A new nasal spray boosts short-term memory while you sleep, according to a team of German scientists at a sleep research lab.
In a research report in The FASEB Journal, the researchers show that a molecule from the body’s immune system (interleukin-6) when administered through the nose helps the brain retain emotional and procedural memories during REM sleep.
“Here, we provide the first evidence that the immunoregulatory signal interleukin-6 plays a beneficial role in sleep-dependent formation of long-term memory in humans,” writes Dr Lisa Marshall, co-author of the study, from the Department of Neuroendocrinology at the University of Luebeck in Germany.
Marshall and her team of scientists had 17 healthy young men spend two nights in the laboratory. On each night after reading either an emotional or neutral short story, they sprayed a fluid into their nostrils which contained either interleukin-6 or a placebo fluid.
The subsequent sleep and brain electric activity was monitored throughout the night.
The next morning subjects wrote down as many words as they could remember from each of the two stories. Those who received the dose of IL-6 could remember more words.
“If a nasal spray can improve memory, perhaps we’re on our way to giving some folks a whiff of common sense, such as accepting the realities of evolution,” wrote Dr Gerald Weissmann, editor-in-chief of The FASEB Journal.

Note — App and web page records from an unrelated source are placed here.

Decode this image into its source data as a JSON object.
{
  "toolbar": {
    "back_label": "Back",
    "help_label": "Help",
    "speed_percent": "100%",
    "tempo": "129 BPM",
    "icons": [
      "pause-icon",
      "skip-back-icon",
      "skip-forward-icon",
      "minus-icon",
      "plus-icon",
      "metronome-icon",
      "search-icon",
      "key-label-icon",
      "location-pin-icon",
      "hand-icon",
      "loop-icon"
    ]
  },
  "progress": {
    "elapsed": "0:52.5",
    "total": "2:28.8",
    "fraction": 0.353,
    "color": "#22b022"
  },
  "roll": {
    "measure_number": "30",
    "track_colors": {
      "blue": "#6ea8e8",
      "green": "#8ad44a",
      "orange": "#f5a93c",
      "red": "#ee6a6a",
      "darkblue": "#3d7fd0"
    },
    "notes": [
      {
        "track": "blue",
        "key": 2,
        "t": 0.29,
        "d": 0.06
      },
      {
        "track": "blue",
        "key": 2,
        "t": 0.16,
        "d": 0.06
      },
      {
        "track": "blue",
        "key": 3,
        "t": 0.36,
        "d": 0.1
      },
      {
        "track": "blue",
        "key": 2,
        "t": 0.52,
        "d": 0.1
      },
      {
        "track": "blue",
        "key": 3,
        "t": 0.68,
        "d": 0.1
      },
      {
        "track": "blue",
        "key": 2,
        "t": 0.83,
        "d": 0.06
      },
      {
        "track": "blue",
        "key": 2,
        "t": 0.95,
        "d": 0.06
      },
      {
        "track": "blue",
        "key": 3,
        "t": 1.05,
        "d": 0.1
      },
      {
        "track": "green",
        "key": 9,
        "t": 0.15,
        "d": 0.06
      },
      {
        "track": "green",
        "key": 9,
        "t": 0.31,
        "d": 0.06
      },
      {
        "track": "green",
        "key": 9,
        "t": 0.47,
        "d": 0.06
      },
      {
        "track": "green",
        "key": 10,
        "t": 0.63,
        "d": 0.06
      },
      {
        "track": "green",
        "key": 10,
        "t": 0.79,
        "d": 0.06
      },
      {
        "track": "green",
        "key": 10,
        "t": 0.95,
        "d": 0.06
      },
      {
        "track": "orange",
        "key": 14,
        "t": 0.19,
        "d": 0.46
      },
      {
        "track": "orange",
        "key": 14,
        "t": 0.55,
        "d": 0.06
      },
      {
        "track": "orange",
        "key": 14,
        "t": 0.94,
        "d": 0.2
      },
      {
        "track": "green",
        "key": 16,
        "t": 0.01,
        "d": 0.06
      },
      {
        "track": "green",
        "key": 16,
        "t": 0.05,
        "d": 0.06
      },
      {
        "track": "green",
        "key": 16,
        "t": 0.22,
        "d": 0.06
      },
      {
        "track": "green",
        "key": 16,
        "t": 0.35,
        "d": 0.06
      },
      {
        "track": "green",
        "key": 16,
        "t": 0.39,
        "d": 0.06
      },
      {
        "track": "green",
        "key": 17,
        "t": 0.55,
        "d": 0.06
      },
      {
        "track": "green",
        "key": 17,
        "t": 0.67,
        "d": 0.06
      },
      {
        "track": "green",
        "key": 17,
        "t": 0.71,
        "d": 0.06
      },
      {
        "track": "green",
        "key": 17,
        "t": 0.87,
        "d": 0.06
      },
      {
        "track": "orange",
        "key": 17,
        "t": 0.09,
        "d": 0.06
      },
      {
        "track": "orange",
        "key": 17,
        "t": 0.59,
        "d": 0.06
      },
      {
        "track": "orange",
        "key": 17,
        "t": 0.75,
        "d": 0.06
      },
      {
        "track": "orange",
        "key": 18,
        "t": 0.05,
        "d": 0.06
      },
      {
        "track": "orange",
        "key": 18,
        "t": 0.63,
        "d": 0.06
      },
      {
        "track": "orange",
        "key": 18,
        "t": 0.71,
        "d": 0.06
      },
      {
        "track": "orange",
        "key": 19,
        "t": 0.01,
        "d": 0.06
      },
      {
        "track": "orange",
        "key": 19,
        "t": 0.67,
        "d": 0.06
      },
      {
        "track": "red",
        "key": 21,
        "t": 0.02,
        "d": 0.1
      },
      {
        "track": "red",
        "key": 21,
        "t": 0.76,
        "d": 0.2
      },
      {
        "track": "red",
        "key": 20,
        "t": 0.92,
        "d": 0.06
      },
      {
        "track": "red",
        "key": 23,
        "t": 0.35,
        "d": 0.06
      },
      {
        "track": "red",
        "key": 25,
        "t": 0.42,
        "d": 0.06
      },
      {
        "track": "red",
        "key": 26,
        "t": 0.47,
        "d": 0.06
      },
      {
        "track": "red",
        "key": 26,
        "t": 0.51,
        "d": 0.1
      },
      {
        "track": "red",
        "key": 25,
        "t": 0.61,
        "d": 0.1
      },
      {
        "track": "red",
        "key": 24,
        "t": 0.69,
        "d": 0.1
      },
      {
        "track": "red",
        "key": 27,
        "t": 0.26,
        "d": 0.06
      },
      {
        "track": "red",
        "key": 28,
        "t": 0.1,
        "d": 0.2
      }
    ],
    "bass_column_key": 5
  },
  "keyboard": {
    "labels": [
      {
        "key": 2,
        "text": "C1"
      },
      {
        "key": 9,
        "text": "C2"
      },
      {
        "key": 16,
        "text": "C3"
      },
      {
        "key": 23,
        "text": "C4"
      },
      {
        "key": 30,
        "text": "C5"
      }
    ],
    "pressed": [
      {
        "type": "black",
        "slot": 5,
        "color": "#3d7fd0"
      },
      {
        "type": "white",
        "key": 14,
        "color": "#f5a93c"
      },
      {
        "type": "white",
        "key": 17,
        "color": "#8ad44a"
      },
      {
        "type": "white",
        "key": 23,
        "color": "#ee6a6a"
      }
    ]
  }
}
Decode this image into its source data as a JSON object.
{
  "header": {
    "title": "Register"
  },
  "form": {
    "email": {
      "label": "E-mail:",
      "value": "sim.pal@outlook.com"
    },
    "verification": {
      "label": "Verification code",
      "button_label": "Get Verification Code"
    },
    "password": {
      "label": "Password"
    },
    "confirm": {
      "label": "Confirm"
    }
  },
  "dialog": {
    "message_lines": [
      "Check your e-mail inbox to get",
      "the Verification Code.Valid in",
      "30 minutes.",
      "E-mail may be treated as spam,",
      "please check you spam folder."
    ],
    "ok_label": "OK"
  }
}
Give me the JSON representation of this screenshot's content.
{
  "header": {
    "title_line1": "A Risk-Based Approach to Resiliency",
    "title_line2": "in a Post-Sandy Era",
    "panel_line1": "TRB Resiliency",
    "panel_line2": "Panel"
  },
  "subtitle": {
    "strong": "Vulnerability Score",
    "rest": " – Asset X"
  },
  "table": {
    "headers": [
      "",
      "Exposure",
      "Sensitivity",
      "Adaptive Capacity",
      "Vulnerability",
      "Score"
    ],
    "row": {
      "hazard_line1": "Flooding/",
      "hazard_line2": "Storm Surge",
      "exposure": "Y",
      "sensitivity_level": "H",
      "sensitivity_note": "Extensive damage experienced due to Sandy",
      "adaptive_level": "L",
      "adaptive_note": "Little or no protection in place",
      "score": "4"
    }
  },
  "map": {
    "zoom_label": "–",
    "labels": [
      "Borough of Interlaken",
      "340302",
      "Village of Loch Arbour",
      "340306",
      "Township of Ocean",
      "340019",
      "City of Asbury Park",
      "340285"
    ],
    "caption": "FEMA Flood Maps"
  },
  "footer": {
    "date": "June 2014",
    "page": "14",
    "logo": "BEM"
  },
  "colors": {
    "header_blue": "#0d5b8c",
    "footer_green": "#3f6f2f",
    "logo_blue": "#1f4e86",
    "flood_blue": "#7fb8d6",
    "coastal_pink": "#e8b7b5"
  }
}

“This is an exciting piece of interdisciplinary science since IL-6 had previously been considered a by-product of inflammation, not an agent that affects cognition.”